▸ **Task requirements**: Lines, not repeats, are what count: give the number of lines below that hold "Heun", and nothing more.

Page and application data records:
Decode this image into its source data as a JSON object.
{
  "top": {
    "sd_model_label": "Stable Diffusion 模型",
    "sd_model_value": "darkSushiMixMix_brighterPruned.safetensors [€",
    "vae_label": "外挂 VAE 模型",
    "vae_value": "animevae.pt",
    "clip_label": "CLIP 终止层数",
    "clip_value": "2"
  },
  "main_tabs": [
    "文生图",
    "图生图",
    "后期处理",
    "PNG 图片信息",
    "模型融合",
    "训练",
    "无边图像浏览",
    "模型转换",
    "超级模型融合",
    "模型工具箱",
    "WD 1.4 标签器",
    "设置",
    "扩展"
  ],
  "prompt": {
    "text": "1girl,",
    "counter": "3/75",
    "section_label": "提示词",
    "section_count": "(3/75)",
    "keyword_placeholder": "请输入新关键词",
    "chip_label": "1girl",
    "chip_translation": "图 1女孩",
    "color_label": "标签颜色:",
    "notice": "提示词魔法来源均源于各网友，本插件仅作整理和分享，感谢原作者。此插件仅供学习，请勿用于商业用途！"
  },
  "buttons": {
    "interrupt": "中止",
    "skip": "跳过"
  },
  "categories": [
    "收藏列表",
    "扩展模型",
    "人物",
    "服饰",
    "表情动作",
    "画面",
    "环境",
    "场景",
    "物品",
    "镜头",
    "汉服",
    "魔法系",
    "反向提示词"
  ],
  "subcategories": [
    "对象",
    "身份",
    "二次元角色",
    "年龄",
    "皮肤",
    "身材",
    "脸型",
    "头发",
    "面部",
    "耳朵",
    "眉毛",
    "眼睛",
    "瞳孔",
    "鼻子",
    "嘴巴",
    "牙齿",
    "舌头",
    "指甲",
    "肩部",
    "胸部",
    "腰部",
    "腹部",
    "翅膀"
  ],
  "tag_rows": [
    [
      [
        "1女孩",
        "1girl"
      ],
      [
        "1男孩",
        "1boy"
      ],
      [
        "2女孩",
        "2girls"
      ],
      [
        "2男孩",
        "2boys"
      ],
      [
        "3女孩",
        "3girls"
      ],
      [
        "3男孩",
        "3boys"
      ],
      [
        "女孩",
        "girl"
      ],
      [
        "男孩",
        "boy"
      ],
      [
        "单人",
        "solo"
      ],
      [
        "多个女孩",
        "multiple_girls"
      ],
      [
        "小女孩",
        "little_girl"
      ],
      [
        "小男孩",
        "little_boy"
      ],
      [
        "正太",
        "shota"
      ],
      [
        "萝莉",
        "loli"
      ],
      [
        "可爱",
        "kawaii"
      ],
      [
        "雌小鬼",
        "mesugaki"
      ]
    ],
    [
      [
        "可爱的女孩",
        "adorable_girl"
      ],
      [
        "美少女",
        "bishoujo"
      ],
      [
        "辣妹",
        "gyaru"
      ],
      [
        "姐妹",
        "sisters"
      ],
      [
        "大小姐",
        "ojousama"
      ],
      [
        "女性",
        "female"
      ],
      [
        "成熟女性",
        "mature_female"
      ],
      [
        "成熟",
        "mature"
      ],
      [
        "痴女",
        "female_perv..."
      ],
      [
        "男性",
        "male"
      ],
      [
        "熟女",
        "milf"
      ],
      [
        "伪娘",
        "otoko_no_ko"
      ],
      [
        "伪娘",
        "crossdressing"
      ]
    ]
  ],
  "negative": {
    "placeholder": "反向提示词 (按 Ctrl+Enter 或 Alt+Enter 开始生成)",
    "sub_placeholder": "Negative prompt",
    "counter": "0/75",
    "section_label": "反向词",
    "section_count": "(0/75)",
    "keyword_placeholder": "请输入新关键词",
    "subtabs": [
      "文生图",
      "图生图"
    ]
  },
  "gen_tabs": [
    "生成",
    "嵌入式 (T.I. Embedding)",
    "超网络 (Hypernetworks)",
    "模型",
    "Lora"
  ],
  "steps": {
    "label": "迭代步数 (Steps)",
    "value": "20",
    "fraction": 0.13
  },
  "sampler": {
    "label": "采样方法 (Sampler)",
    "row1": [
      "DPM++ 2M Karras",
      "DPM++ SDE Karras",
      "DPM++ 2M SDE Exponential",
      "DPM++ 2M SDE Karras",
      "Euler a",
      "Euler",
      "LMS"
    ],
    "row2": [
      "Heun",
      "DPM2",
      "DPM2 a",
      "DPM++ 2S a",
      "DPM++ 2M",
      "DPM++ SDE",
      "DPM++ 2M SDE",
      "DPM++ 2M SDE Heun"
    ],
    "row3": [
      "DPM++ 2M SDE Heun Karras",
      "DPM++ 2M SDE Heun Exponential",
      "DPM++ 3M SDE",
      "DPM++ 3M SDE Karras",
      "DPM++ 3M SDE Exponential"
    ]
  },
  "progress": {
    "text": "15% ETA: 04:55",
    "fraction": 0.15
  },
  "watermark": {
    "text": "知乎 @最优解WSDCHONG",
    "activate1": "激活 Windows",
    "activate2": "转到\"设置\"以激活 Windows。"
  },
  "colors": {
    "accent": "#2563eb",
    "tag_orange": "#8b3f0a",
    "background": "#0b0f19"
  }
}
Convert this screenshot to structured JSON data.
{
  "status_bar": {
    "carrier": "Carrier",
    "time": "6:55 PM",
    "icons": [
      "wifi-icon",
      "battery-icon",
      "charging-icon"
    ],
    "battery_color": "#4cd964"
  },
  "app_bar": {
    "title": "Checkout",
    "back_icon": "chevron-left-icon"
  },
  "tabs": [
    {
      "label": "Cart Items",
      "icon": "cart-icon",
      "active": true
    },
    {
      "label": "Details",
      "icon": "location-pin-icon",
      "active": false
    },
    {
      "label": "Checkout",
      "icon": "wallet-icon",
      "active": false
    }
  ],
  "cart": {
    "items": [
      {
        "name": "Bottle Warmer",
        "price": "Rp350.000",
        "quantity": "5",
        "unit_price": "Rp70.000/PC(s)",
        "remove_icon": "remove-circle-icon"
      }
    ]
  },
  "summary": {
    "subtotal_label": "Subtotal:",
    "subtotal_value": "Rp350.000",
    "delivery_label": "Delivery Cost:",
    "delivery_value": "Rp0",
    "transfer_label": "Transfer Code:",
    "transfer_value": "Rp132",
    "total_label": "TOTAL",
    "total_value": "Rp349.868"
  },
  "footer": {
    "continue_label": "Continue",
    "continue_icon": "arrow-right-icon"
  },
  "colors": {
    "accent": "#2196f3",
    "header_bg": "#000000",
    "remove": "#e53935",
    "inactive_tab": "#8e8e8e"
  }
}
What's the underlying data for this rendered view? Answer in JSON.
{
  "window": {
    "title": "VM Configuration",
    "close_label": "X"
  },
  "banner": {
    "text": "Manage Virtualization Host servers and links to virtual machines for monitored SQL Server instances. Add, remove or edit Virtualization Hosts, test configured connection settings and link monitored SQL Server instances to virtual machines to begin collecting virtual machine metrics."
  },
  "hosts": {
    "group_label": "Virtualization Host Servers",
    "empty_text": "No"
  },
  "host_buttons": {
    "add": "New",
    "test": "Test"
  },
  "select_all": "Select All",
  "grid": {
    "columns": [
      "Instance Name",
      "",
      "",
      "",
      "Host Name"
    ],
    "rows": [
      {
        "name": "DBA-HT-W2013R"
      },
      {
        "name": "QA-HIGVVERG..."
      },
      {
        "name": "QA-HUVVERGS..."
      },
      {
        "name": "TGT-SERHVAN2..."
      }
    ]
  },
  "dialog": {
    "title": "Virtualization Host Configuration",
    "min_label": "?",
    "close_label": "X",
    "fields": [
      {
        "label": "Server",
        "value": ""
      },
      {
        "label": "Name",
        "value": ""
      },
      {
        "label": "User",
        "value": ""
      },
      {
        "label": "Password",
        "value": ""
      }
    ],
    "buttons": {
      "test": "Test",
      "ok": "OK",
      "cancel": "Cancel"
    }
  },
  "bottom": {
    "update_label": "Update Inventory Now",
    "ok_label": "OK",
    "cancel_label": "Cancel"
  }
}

▸ **Result of the task**: 4